++++ Excerpted data

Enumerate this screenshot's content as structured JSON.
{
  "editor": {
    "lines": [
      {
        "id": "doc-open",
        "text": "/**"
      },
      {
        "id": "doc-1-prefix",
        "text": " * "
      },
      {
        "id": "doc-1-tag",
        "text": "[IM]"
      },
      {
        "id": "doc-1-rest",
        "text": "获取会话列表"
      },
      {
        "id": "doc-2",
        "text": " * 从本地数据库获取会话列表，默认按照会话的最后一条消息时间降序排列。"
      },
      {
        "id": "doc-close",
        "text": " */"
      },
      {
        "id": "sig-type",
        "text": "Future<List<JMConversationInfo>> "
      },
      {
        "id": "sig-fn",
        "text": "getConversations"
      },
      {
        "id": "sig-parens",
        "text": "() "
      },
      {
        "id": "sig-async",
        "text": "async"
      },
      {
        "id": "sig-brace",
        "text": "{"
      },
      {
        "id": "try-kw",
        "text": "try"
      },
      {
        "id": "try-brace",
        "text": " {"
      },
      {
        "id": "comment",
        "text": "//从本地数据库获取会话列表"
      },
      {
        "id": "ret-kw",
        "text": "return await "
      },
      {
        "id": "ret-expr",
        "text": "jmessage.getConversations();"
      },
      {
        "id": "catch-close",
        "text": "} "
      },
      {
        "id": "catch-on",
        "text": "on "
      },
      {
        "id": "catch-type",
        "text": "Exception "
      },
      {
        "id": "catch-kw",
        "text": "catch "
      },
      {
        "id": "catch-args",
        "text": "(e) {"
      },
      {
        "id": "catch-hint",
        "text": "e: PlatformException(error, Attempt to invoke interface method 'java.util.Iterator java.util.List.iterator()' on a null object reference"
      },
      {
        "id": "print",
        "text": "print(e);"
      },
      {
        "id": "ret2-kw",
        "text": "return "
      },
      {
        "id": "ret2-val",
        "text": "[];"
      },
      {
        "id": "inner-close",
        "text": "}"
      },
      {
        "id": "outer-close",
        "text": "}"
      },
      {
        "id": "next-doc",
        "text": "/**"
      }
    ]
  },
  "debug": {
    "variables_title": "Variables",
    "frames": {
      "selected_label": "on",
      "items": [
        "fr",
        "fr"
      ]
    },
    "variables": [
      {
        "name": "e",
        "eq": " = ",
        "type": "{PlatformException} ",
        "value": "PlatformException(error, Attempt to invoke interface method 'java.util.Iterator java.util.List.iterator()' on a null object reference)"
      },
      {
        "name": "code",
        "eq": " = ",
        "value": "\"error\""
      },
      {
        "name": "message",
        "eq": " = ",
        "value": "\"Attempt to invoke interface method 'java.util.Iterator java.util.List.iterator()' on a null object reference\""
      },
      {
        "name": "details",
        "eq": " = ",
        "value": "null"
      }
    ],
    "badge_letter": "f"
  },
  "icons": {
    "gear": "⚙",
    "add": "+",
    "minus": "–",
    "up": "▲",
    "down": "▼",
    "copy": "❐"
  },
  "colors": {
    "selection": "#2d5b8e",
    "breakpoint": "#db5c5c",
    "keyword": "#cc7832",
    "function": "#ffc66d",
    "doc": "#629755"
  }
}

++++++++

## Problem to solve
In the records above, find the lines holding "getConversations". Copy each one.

## Task response
        "text": "getConversations"
        "text": "jmessage.getConversations();"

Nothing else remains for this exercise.